6. I pushed the white dress down to my ankles and shed my white gloves.
7. Jeffrey Dahmer, also called the Milwaukee Cannibal, was a schizophrenic serial killer who hunted and consumed seventeen boys. Dahmer described his lust for their bodies as one that could only be satisfied by consumption. When questioned about his sexual urges he responded, “I remember my first sexual encounter because I kept the recipe.”
8. As a senior in high school, I participated in a charity event that required me to eat a bowl of sautéed mealworms: a delicacy in other countries, I was told. The students to my right were served a toasted English muffin spread with bone marrow and further down the table sat a pig’s heart on a beautiful floral plate.
9. What is it like to crave human flesh? Is it like craving steak, or is it a more evolved desire? Perhaps, to some, it feels like the highest level of intimacy achievable.
10. The first house I lived in was ranch and the roof was as flat as a ballroom. I was still a baby when we left, but I’ve driven past it often enough to know it is dark and hollow. Anyone can creep up and look inside.
11. I long to slide out of my own skin; I want to unzip it and step out like the people in the wetsuits at Sea World.
12. The only adult show I was allowed to watch as a child was Survivor on CBS. Every Tuesday, I delighted in watching people voluntarily stranded on an island endure the most horrific things my eight year old brain could concoct. It prompted new questions I contemplated as I fell asleep at night. What would I put into my own body to survive? What could I stomach?
13. Self cannibalism, or Lesch-Nyhan syndrome, is an extraordinarily rare hereditary disease characterized by self mutilation. Over half of all Lesch-Nyhan patients forcibly have their teeth removed to prevent them from biting off pieces of their own bodies.
14. On Tuesday, September 11, 2001, Survivor was cancelled. President George W. Bush’s face was plastered on every channel. Too young to understand terrorism and still relatively untouched by death, I lamented the cancelled show and fell asleep in a bitter rage.
15. I am not sure why I stopped feeding my lizard Ike. The crickets were hard to get, I claimed, and I was too young to drive to get them myself. The week before Ike starved to death I picked him up and carried him outside to sit with me in the sunlight. He scampered in circles as though he could catch his own tail and I laughed, unknowing, or perhaps refusing to believe I was driving the small creature to madness.
16. A short fictional scene has haunted me for years. It is only a few sentences, buried on page 278 in Stephen King’s The Stand, but it comes back to me sometimes when I shut my eyes. One of the characters won a white rabbit at a school raffle. He adored the rabbit at first but slowly lost interest. For two weeks, the creature’s existence entirely slipped his memory. When he rushed back to the shed, the smell of death greeted him for the first time. The rabbit’s fur was matted and eyes infested with maggots.

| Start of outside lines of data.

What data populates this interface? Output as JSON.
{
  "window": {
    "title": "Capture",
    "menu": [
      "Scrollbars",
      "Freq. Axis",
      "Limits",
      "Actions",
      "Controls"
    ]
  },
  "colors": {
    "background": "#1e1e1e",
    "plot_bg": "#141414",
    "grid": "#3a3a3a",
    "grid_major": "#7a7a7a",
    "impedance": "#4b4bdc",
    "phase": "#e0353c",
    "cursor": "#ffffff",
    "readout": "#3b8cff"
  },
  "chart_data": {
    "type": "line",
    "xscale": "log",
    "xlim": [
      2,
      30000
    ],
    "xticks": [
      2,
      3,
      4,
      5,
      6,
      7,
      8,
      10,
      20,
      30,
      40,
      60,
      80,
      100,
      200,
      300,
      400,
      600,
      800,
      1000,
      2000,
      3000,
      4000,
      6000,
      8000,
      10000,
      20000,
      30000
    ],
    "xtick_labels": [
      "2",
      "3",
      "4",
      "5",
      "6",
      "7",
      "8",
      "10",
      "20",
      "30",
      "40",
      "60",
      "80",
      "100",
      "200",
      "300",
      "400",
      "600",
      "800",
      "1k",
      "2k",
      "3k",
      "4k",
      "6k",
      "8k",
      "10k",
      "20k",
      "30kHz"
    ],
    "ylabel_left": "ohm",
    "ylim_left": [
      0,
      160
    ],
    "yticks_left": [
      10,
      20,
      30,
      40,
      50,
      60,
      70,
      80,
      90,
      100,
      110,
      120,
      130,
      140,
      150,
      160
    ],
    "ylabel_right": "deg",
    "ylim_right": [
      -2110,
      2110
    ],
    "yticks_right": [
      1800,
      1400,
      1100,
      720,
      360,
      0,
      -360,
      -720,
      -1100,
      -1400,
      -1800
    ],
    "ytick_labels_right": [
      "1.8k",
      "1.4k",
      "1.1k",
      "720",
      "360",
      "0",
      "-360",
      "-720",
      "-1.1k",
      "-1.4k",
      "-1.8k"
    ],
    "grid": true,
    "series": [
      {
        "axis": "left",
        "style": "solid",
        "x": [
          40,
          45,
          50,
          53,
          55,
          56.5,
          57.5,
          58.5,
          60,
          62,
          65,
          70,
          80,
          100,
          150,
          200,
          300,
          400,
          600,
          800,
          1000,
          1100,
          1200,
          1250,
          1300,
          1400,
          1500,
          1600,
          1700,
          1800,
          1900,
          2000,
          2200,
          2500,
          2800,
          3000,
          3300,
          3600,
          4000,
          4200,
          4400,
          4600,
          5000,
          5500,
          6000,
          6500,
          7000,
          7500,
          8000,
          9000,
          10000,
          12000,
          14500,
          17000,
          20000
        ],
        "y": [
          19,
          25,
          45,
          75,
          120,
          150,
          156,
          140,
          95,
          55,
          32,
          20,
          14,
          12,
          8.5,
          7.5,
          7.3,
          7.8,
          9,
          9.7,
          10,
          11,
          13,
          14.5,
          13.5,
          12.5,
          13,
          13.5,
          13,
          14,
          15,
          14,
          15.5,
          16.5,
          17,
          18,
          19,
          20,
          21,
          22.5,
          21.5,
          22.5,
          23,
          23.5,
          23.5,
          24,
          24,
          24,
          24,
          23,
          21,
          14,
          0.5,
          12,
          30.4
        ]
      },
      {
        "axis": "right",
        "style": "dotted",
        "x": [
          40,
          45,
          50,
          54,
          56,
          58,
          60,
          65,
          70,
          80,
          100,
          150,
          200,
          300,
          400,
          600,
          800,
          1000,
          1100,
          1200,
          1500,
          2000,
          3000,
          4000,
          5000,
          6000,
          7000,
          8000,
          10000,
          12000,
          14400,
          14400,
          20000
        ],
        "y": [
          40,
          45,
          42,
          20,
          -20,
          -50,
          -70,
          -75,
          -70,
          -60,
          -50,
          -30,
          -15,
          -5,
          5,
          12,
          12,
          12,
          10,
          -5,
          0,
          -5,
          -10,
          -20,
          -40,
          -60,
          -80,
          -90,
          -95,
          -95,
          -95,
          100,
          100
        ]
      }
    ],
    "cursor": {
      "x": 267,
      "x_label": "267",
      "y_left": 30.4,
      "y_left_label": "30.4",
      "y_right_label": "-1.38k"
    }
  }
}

The paws were bloody and gnawed down, and the kid is faced with the notion that in the final extremity of the rabbit’s hunger it had tried to eat itself.
17. Twice, I accidently released my lizard’s crickets into the house like God did the locusts. In the days to come, I found their carcasses in the strangest places: the foot of my bed, in the folds of my training bras, between the forks and the spoons. It was as if they had grown weary and dropped dead; as if they were only allotted a fixed number of minutes to live. The ones who survived sang to me at night, bodiless and guttural, from inside my bedroom walls.